== GIVEN ENTRIES
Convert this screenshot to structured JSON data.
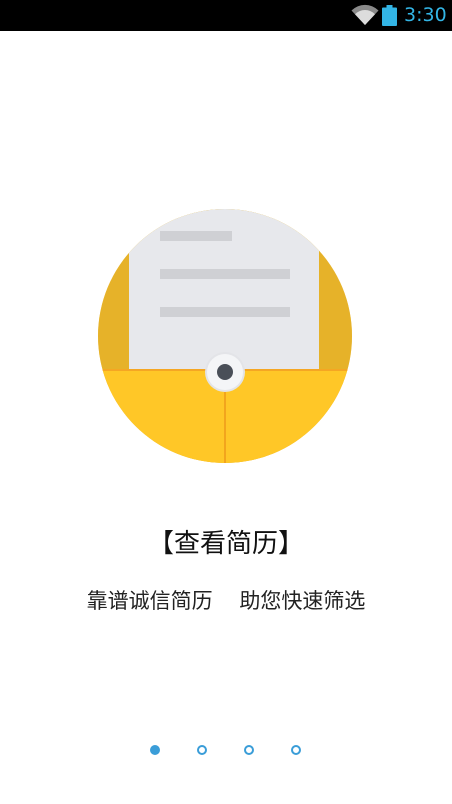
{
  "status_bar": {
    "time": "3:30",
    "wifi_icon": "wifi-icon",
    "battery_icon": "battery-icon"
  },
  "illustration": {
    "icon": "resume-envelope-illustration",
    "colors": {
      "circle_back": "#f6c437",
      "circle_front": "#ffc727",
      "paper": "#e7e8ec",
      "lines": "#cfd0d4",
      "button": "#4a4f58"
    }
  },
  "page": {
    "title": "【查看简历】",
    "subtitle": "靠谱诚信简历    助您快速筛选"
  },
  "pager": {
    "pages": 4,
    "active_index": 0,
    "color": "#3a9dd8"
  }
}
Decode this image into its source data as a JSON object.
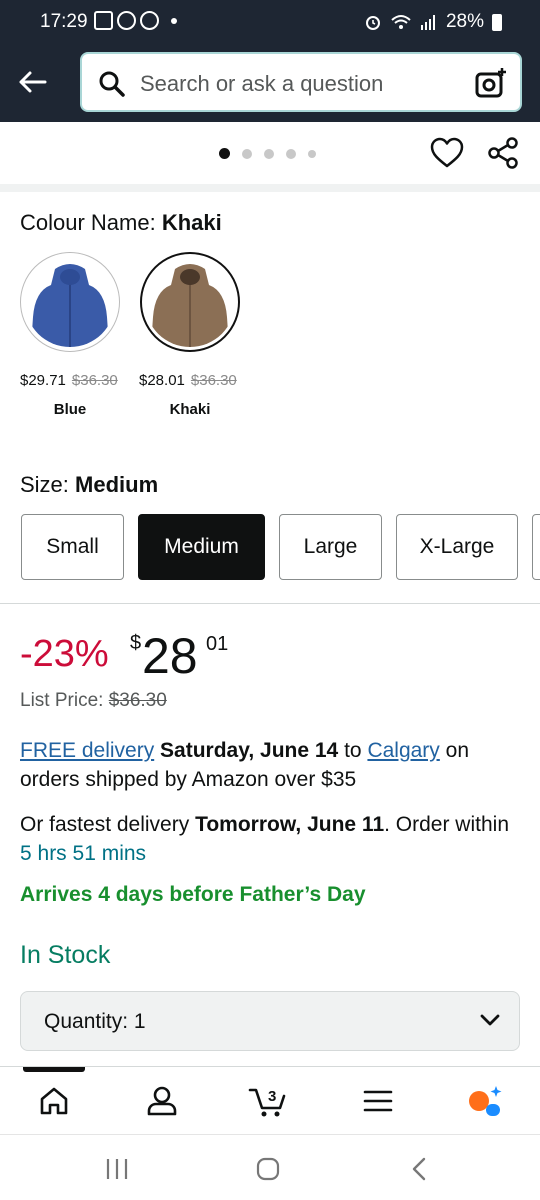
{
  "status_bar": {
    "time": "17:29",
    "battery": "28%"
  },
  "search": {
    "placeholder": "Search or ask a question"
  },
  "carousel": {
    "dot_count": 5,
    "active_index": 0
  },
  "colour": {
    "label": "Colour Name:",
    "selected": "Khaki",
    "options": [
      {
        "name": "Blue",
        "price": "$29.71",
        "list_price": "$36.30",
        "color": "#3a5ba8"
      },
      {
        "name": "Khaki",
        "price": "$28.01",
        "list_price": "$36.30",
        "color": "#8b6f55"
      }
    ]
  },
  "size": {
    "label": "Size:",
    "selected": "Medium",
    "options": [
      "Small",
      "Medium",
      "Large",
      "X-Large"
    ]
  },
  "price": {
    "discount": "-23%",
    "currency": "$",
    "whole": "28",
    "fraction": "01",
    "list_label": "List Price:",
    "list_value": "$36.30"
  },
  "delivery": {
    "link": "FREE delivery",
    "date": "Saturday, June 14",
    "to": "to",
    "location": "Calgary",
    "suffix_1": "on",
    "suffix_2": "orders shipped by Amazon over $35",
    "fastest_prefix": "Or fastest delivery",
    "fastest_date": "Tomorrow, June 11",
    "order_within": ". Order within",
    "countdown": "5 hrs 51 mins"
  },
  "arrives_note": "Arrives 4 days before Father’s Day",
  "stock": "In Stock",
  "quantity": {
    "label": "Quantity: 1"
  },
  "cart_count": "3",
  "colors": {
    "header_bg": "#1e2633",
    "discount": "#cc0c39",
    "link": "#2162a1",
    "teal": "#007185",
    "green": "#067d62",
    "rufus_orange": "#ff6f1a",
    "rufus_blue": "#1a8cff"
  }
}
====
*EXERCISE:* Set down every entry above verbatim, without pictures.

*WRITTEN RESPONSE:*
Convert this screenshot to structured JSON data.
{
  "status_bar": {
    "time": "3:30",
    "wifi_icon": "wifi-icon",
    "battery_icon": "battery-icon"
  },
  "illustration": {
    "icon": "resume-envelope-illustration",
    "colors": {
      "circle_back": "#f6c437",
      "circle_front": "#ffc727",
      "paper": "#e7e8ec",
      "lines": "#cfd0d4",
      "button": "#4a4f58"
    }
  },
  "page": {
    "title": "【查看简历】",
    "subtitle": "靠谱诚信简历    助您快速筛选"
  },
  "pager": {
    "pages": 4,
    "active_index": 0,
    "color": "#3a9dd8"
  }
}
Decode this image into its source data as a JSON object.
{
  "status_bar": {
    "time": "17:29",
    "battery": "28%"
  },
  "search": {
    "placeholder": "Search or ask a question"
  },
  "carousel": {
    "dot_count": 5,
    "active_index": 0
  },
  "colour": {
    "label": "Colour Name:",
    "selected": "Khaki",
    "options": [
      {
        "name": "Blue",
        "price": "$29.71",
        "list_price": "$36.30",
        "color": "#3a5ba8"
      },
      {
        "name": "Khaki",
        "price": "$28.01",
        "list_price": "$36.30",
        "color": "#8b6f55"
      }
    ]
  },
  "size": {
    "label": "Size:",
    "selected": "Medium",
    "options": [
      "Small",
      "Medium",
      "Large",
      "X-Large"
    ]
  },
  "price": {
    "discount": "-23%",
    "currency": "$",
    "whole": "28",
    "fraction": "01",
    "list_label": "List Price:",
    "list_value": "$36.30"
  },
  "delivery": {
    "link": "FREE delivery",
    "date": "Saturday, June 14",
    "to": "to",
    "location": "Calgary",
    "suffix_1": "on",
    "suffix_2": "orders shipped by Amazon over $35",
    "fastest_prefix": "Or fastest delivery",
    "fastest_date": "Tomorrow, June 11",
    "order_within": ". Order within",
    "countdown": "5 hrs 51 mins"
  },
  "arrives_note": "Arrives 4 days before Father’s Day",
  "stock": "In Stock",
  "quantity": {
    "label": "Quantity: 1"
  },
  "cart_count": "3",
  "colors": {
    "header_bg": "#1e2633",
    "discount": "#cc0c39",
    "link": "#2162a1",
    "teal": "#007185",
    "green": "#067d62",
    "rufus_orange": "#ff6f1a",
    "rufus_blue": "#1a8cff"
  }
}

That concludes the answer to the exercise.